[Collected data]

-----

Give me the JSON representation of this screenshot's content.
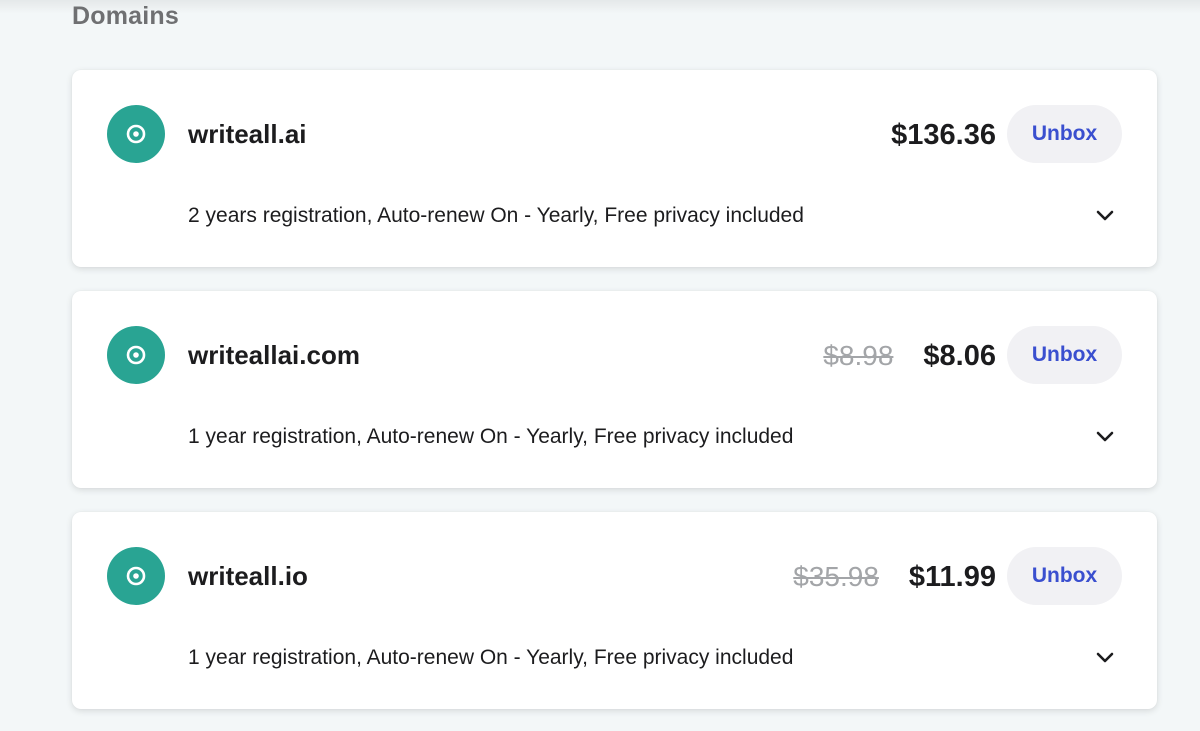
{
  "section": {
    "title": "Domains"
  },
  "domains": [
    {
      "name": "writeall.ai",
      "old_price": "",
      "price": "$136.36",
      "button_label": "Unbox",
      "details": "2 years registration, Auto-renew On - Yearly, Free privacy included",
      "icon": "domain-target-icon",
      "expand_icon": "chevron-down-icon"
    },
    {
      "name": "writeallai.com",
      "old_price": "$8.98",
      "price": "$8.06",
      "button_label": "Unbox",
      "details": "1 year registration, Auto-renew On - Yearly, Free privacy included",
      "icon": "domain-target-icon",
      "expand_icon": "chevron-down-icon"
    },
    {
      "name": "writeall.io",
      "old_price": "$35.98",
      "price": "$11.99",
      "button_label": "Unbox",
      "details": "1 year registration, Auto-renew On - Yearly, Free privacy included",
      "icon": "domain-target-icon",
      "expand_icon": "chevron-down-icon"
    }
  ],
  "colors": {
    "icon_bg": "#29a493",
    "button_bg": "#f1f1f4",
    "button_text": "#3a4fcf",
    "old_price": "#a3a5a8",
    "page_bg": "#f3f7f8"
  }
}
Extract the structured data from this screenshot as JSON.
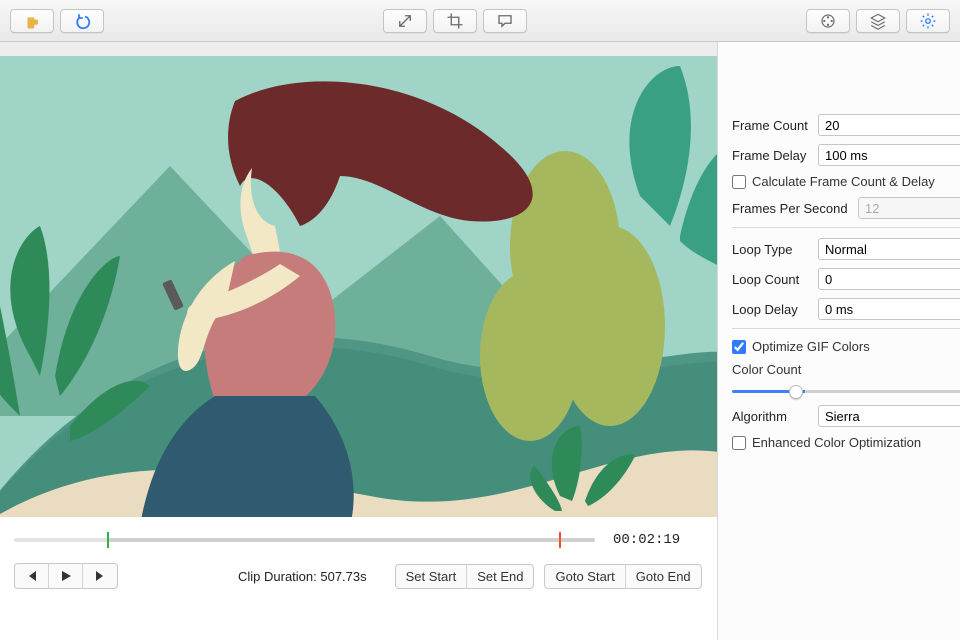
{
  "toolbar": {
    "icons": [
      "beer-icon",
      "undo-icon",
      "resize-icon",
      "crop-icon",
      "speech-icon",
      "film-icon",
      "layers-icon",
      "gear-icon"
    ]
  },
  "sidebar": {
    "frame_count_label": "Frame Count",
    "frame_count_value": "20",
    "frame_delay_label": "Frame Delay",
    "frame_delay_value": "100 ms",
    "calc_label": "Calculate Frame Count & Delay",
    "calc_checked": false,
    "fps_label": "Frames Per Second",
    "fps_value": "12",
    "loop_type_label": "Loop Type",
    "loop_type_value": "Normal",
    "loop_count_label": "Loop Count",
    "loop_count_value": "0",
    "loop_delay_label": "Loop Delay",
    "loop_delay_value": "0 ms",
    "optimize_label": "Optimize GIF Colors",
    "optimize_checked": true,
    "color_count_label": "Color Count",
    "color_count_value": "48",
    "algorithm_label": "Algorithm",
    "algorithm_value": "Sierra",
    "enhanced_label": "Enhanced Color Optimization",
    "enhanced_checked": false
  },
  "timeline": {
    "timecode": "00:02:19",
    "clip_duration_label": "Clip Duration: 507.73s",
    "set_start": "Set Start",
    "set_end": "Set End",
    "goto_start": "Goto Start",
    "goto_end": "Goto End"
  }
}
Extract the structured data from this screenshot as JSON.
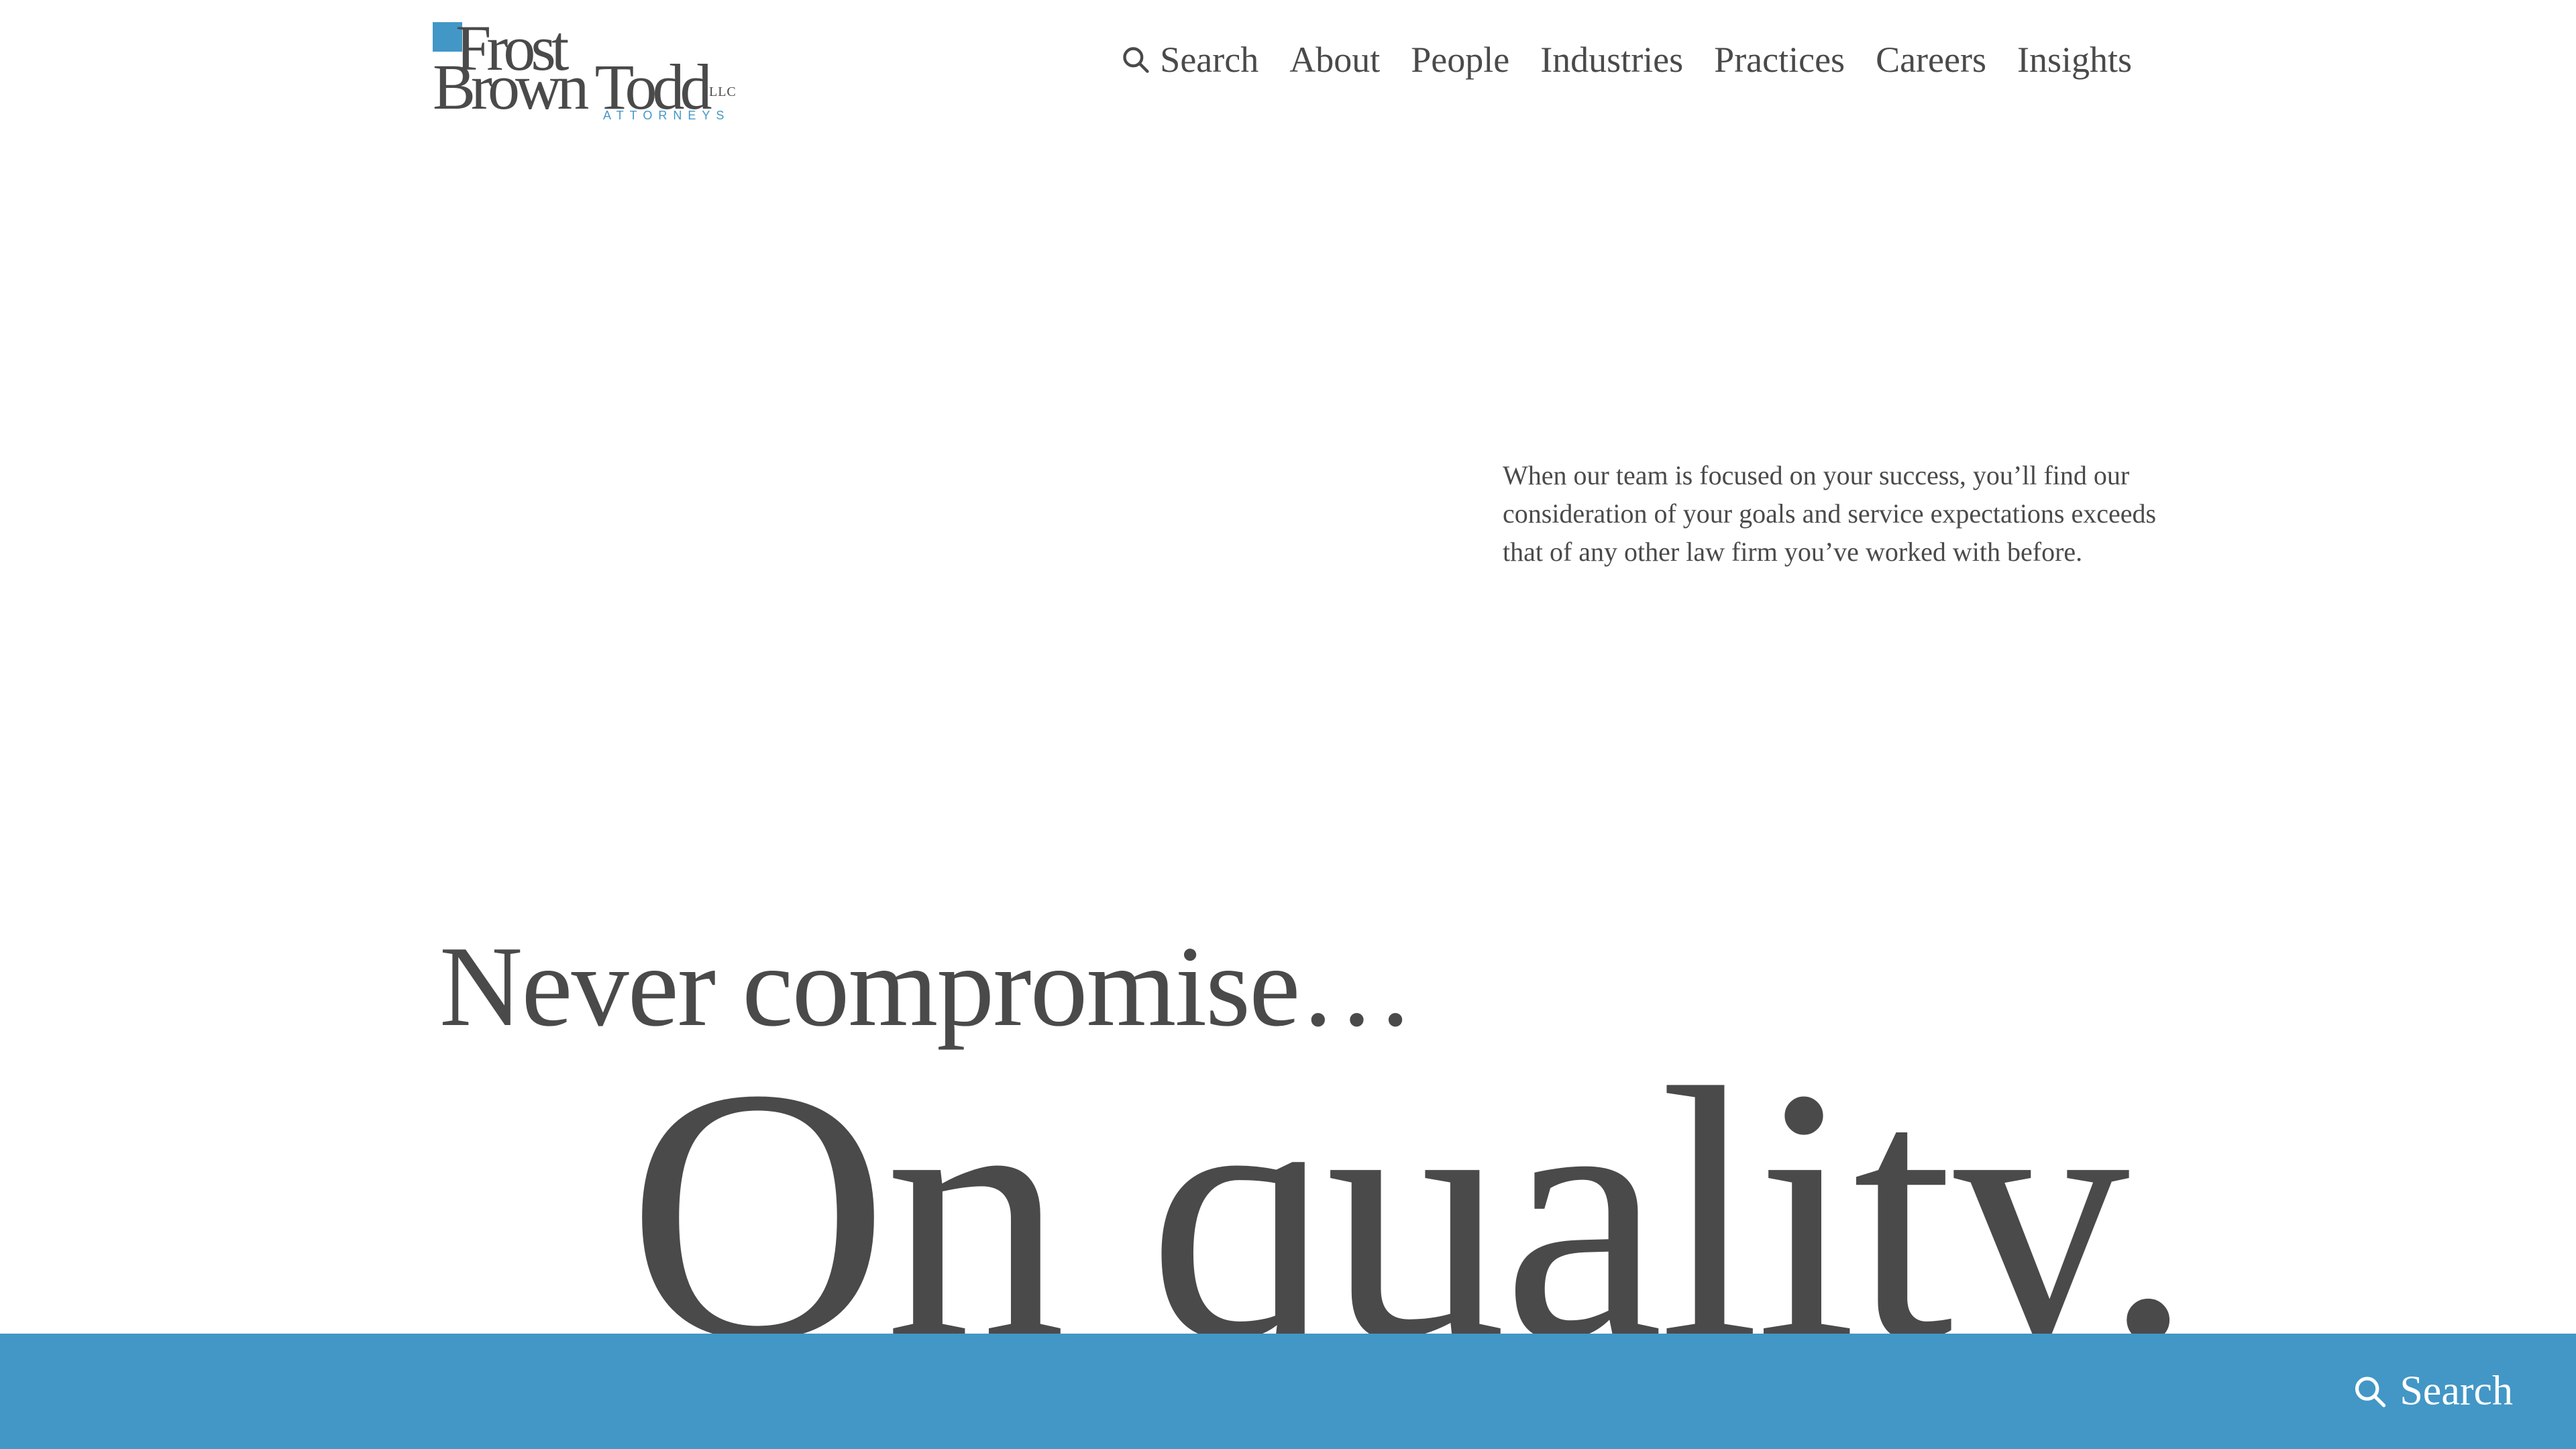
{
  "colors": {
    "text": "#4a4a4a",
    "accent": "#4297c6",
    "background": "#ffffff",
    "bar_text": "#ffffff"
  },
  "logo": {
    "line1": "Frost",
    "line2": "Brown Todd",
    "suffix": "LLC",
    "tagline": "ATTORNEYS"
  },
  "nav": {
    "search_icon": "search-icon",
    "search_label": "Search",
    "items": [
      "About",
      "People",
      "Industries",
      "Practices",
      "Careers",
      "Insights"
    ]
  },
  "intro": {
    "text": "When our team is focused on your success, you’ll find our consideration of your goals and service expectations exceeds that of any other law firm you’ve worked with before."
  },
  "hero": {
    "kicker": "Never compromise…",
    "headline": "On quality."
  },
  "bottom_bar": {
    "search_icon": "search-icon",
    "search_label": "Search"
  }
}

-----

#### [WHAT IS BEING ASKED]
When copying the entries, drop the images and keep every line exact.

#### [ANSWER]
Give me the JSON representation of this screenshot's content.
{
  "section": {
    "title": "Domains"
  },
  "domains": [
    {
      "name": "writeall.ai",
      "old_price": "",
      "price": "$136.36",
      "button_label": "Unbox",
      "details": "2 years registration, Auto-renew On - Yearly, Free privacy included",
      "icon": "domain-target-icon",
      "expand_icon": "chevron-down-icon"
    },
    {
      "name": "writeallai.com",
      "old_price": "$8.98",
      "price": "$8.06",
      "button_label": "Unbox",
      "details": "1 year registration, Auto-renew On - Yearly, Free privacy included",
      "icon": "domain-target-icon",
      "expand_icon": "chevron-down-icon"
    },
    {
      "name": "writeall.io",
      "old_price": "$35.98",
      "price": "$11.99",
      "button_label": "Unbox",
      "details": "1 year registration, Auto-renew On - Yearly, Free privacy included",
      "icon": "domain-target-icon",
      "expand_icon": "chevron-down-icon"
    }
  ],
  "colors": {
    "icon_bg": "#29a493",
    "button_bg": "#f1f1f4",
    "button_text": "#3a4fcf",
    "old_price": "#a3a5a8",
    "page_bg": "#f3f7f8"
  }
}
Extract the structured data from this screenshot as JSON.
{
  "toolbar": {
    "icons": [
      "beer-icon",
      "undo-icon",
      "resize-icon",
      "crop-icon",
      "speech-icon",
      "film-icon",
      "layers-icon",
      "gear-icon"
    ]
  },
  "sidebar": {
    "frame_count_label": "Frame Count",
    "frame_count_value": "20",
    "frame_delay_label": "Frame Delay",
    "frame_delay_value": "100 ms",
    "calc_label": "Calculate Frame Count & Delay",
    "calc_checked": false,
    "fps_label": "Frames Per Second",
    "fps_value": "12",
    "loop_type_label": "Loop Type",
    "loop_type_value": "Normal",
    "loop_count_label": "Loop Count",
    "loop_count_value": "0",
    "loop_delay_label": "Loop Delay",
    "loop_delay_value": "0 ms",
    "optimize_label": "Optimize GIF Colors",
    "optimize_checked": true,
    "color_count_label": "Color Count",
    "color_count_value": "48",
    "algorithm_label": "Algorithm",
    "algorithm_value": "Sierra",
    "enhanced_label": "Enhanced Color Optimization",
    "enhanced_checked": false
  },
  "timeline": {
    "timecode": "00:02:19",
    "clip_duration_label": "Clip Duration: 507.73s",
    "set_start": "Set Start",
    "set_end": "Set End",
    "goto_start": "Goto Start",
    "goto_end": "Goto End"
  }
}
Extract the structured data from this screenshot as JSON.
{
  "colors": {
    "text": "#4a4a4a",
    "accent": "#4297c6",
    "background": "#ffffff",
    "bar_text": "#ffffff"
  },
  "logo": {
    "line1": "Frost",
    "line2": "Brown Todd",
    "suffix": "LLC",
    "tagline": "ATTORNEYS"
  },
  "nav": {
    "search_icon": "search-icon",
    "search_label": "Search",
    "items": [
      "About",
      "People",
      "Industries",
      "Practices",
      "Careers",
      "Insights"
    ]
  },
  "intro": {
    "text": "When our team is focused on your success, you’ll find our consideration of your goals and service expectations exceeds that of any other law firm you’ve worked with before."
  },
  "hero": {
    "kicker": "Never compromise…",
    "headline": "On quality."
  },
  "bottom_bar": {
    "search_icon": "search-icon",
    "search_label": "Search"
  }
}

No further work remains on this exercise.